The apparent failure of the EU-US trade talks signalled by German Vice-Chancellor Sigmar Gabriel should come as little surprise – for good and bad reasons – and contains some interesting clues about the UK's post-Brexit trading future.
One “good” reason for the negotiators being unable to agree so far on a single chapter of the 27 in the draft Transatlantic Trade and Investment Partnership is that the Europeans are deeply suspicious about how much power will be given to large multinational companies in the process. The secret “court” for settling disputes is absurdly opaque and unaccountable, for example. That would be bad enough across most areas of the economy, but when it impinges on the way the NHS operates for the public good, it is plainly unacceptable.
Anti-business sentiment is often facile and hypocritical, or worse, but TTIP just offers up too many egregious potential abuses to be comfortable with. It could be made more politically palatable, at any rate, and we should always remember that free trade is good for the long-term prosperity of all.
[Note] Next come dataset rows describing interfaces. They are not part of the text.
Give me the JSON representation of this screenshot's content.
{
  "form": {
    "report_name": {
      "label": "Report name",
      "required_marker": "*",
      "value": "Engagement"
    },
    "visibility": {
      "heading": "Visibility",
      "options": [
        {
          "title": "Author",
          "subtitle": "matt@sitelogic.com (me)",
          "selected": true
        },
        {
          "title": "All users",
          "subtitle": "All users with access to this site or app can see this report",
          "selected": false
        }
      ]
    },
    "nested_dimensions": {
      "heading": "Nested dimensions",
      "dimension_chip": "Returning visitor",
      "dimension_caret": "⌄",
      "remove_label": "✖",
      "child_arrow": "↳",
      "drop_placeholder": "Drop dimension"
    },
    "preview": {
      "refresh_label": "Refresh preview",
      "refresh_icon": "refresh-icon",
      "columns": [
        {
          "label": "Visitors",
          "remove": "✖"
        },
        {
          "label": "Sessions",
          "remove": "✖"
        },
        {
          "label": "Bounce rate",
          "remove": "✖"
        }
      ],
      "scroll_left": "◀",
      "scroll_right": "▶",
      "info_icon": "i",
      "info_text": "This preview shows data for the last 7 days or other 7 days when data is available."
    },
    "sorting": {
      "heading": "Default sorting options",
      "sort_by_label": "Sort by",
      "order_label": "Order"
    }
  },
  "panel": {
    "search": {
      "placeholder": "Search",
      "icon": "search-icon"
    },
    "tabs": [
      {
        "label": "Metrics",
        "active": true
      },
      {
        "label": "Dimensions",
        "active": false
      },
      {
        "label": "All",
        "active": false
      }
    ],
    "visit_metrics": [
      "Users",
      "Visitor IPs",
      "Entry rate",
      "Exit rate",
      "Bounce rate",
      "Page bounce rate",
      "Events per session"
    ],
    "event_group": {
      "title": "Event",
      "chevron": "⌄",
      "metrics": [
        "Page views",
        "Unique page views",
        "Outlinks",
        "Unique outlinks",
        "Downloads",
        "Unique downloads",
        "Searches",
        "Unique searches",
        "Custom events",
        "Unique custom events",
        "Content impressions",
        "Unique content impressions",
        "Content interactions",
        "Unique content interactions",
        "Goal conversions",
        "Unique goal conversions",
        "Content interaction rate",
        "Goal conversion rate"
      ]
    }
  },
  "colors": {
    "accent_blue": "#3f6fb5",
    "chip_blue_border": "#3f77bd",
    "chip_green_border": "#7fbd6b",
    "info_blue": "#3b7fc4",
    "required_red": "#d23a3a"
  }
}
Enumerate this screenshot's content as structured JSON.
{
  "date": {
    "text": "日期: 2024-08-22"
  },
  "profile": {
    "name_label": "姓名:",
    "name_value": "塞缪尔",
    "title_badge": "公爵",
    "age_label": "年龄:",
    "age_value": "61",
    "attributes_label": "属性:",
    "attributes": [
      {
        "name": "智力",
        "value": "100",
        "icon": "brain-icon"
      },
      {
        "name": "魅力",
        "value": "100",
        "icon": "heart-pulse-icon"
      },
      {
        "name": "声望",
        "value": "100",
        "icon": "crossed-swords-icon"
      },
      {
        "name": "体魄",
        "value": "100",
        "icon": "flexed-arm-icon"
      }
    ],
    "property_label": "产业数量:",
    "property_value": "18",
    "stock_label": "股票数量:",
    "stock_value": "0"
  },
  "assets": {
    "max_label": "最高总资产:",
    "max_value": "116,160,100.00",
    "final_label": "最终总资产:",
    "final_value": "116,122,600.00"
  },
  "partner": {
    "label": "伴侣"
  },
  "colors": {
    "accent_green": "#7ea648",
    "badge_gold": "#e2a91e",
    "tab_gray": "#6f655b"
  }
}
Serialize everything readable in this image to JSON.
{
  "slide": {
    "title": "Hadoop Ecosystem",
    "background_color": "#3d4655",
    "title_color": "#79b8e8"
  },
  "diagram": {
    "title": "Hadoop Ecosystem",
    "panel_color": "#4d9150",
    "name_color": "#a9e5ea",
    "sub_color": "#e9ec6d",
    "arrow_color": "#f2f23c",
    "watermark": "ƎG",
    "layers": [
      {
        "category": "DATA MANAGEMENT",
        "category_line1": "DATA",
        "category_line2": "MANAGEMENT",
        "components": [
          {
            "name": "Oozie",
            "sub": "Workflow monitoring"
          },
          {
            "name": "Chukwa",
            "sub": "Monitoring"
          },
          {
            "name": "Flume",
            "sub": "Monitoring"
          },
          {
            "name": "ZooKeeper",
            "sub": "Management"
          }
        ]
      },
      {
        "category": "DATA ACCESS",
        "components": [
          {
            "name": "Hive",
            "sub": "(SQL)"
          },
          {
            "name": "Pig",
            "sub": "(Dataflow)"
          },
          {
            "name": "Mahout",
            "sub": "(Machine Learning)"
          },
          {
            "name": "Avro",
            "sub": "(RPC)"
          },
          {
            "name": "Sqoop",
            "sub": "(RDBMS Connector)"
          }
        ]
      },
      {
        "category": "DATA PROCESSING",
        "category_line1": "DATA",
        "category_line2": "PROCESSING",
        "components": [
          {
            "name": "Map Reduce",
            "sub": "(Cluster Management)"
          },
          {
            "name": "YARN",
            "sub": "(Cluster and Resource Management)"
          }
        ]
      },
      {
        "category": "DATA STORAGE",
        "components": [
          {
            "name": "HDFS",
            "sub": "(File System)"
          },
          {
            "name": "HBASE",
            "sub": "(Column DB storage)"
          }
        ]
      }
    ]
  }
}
Globalisation, unfashionable as it is, has done more good than harm, not least lifting 500 million Chinese out of poverty. TTIP could be made to work, in other words.
The “bad” reason for the difficulties TTIP finds itself in is because the EU's disparate membership can't agree on what they want, as so often. This, then, supports the Leave camp who argue that the very size and complexity of the EU makes important trade deals such as this impossible to secure. They point to similar failures on EU trade with China and India.
So much better, the argument runs, if Britain could negotiate on her own behalf to win a swift and lucrative result, just as Switzerland has, for example. There is a lot to be said for this, but the problem there, of course, is that being usually the smaller partner in these talks, a post-Brexit UK might end up with a far from advantageous agreement. And TTIP reminds us that, even if the UK could strike a deal more rapidly, some loss of jobs and sovereignty is an inevitable price to be paid in every such arrangement. Only the likes of North Korea refuse to accept this.
We can secure good deals with major economic players including the US via a UK-US TTIPN and take advantage of their dynamism and rapid growth, but they will be wanting things in return, as is natural. For an already open economy, the UK will need to swallow even more foreign influence in return for promising new opportunities and inward investment. We ought to be clear about that.
The more the British try to negotiate broad economic relationships on their own, the more they will run into the same issues the EU has over TTIP. Trade in services is much more difficult to secure than old-fashioned deals on mutually reducing tariffs on goods (though even that can be tricky when so much manufacturing is integrated across borders). Britain is three-quarters a service economy, so all this matters. When we talk to Korea or India or China about trade in banking or architecture or medicine, we will need to compromise about mutual recognition of professional qualifications and national licensing and regulation; about movement of people and visas; about access to public sector contracts; and about all the other non-tariff barriers.
Both the TTIP experience and the review of Hinkley Point show that trading life for post-Brexit Britain may need some hard work and, yes, compromise. Brexit will still mean infringements on sovereignty, whether we like it or not, if we want to forge new partnerships worldwide. Rebalancing our economy away from the broken eurozone may be the best thing, and inevitable, for the long term, but it means some uncomfortable changes. Brexit is going to be tougher than many imagine.
Join our new commenting forum
Join thought-provoking conversations, follow other Independent readers and see their replies